Under the deal, Armstrong's share will ultimately be boosted from 30 percent to 45 percent in the development area and to 75 percent in the exploration area. Armstrong also purchased an option on an additional 6 percent of the development area, which -- when exercised -- would give it a 51 percent share and make it the operator.
Exploration that had previously been planned for the upcoming winter will be deferred, under terms of the agreement.
Jan Sieving, Repsol's North America vice president for public affairs, said the companies are working together on transition plans. Those transitions "will determine the impact to the 20 employees and 20 contractors currently working in Repsol's Anchorage office," she said. "Repsol will try to place impacted Alaska project employees elsewhere in the company."
She also said that the decision to put off drilling this winter means the company won't be hiring about 500 contract Slope workers, as it has in past winter exploration seasons.
The 2015-16 exploration program would have included up to three drill sites, about 40 miles of ice road and an airstrip and central camp placed on ice, according to the operations plan submitted last month by Repsol to the Alaska Department of Natural Resources.
Armstrong has been doing business in this Alaska project as 70 & 148 LLC and GM Exploration Co. LLC.
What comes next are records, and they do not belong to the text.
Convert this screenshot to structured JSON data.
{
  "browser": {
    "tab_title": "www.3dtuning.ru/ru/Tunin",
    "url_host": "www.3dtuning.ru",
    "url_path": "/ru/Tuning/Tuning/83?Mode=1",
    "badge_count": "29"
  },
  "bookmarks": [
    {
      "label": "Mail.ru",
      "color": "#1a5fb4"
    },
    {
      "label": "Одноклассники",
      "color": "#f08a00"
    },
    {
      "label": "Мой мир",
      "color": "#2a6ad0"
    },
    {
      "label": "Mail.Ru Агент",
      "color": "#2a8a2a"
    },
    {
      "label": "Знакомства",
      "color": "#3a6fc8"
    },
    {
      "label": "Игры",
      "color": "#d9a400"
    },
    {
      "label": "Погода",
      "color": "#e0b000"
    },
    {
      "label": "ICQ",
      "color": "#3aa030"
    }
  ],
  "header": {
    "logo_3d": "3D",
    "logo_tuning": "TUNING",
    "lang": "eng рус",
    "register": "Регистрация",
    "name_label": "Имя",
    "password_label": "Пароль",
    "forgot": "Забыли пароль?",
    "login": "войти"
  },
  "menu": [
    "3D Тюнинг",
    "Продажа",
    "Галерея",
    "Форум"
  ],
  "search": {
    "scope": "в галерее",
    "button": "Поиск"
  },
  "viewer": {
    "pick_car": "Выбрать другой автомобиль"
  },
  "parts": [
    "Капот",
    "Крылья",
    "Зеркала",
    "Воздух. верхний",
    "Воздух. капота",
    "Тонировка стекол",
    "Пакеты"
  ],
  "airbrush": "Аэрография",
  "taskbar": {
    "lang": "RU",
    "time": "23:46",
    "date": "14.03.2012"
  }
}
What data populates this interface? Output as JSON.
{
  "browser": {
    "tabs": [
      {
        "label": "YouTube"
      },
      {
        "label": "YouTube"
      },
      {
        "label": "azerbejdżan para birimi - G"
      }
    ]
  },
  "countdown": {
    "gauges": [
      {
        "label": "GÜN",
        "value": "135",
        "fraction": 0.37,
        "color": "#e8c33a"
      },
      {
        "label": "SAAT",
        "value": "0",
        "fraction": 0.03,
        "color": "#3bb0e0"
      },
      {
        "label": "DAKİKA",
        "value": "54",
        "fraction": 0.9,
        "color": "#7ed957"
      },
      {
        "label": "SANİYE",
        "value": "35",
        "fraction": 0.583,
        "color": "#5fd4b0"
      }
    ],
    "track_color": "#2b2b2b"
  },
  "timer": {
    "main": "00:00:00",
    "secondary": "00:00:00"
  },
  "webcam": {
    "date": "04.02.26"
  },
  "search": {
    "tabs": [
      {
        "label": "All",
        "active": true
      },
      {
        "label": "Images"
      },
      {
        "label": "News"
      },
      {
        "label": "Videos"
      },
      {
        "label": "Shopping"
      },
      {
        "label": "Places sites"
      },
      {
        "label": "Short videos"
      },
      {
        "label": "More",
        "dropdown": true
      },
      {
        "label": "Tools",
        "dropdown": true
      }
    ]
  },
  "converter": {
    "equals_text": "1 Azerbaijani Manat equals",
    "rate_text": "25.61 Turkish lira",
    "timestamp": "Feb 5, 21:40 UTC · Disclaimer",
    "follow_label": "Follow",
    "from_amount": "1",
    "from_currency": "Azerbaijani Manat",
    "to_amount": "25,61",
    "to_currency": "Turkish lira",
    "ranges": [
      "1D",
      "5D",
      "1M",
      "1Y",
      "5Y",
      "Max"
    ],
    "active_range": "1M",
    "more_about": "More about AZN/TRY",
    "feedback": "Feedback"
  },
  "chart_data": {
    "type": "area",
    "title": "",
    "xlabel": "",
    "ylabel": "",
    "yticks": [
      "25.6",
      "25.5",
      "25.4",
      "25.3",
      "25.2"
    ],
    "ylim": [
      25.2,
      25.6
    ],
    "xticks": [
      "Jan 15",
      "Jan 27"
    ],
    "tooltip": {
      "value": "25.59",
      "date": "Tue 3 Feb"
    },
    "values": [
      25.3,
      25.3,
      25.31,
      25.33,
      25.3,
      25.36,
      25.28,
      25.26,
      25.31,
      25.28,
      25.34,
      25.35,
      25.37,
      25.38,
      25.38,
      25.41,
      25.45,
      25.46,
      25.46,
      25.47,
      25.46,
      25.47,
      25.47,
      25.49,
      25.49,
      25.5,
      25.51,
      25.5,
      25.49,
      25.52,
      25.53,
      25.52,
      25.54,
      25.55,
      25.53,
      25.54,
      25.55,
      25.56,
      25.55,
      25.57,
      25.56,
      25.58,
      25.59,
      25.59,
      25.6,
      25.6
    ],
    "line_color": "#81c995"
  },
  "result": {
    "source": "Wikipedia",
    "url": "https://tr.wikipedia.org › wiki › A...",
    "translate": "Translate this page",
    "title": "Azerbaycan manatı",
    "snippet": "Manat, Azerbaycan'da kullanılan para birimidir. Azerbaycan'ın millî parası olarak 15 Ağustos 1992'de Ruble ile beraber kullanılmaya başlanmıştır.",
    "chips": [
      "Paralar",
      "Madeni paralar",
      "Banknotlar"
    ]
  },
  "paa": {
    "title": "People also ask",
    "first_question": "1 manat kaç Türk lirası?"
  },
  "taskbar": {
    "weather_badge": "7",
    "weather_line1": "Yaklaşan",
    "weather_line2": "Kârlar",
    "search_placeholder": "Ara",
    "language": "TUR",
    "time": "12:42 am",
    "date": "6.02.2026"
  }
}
The companies in June announced that their Colville-area drilling had resulted in a "significant" discovery, citing positive results from two exploration wells. Details about the size were not released then, but the statement released on Tuesday said a third-party engineering firm, DeGolyer and MacNaughton, has calculated "contingent" oil reserves to range between 497 million barrels and 3.758 billion barrels.
Further review will determine whether those are considered proven, probable or possible reserves, the statement said.
If developed, the project could result in production of about 120,000 barrels per day, the statement said.
The development project is called Nanushuk, Sieving said.
The companies' progress represents new success for the North Slope, Armstrong's president said in the statement.
"Armstrong and Repsol's North Slope project is representative of the new movement in Alaska where smaller independents work and operate in areas previously dominated by major oil companies," Bill Armstrong, president of the Denver-based company, said in the statement.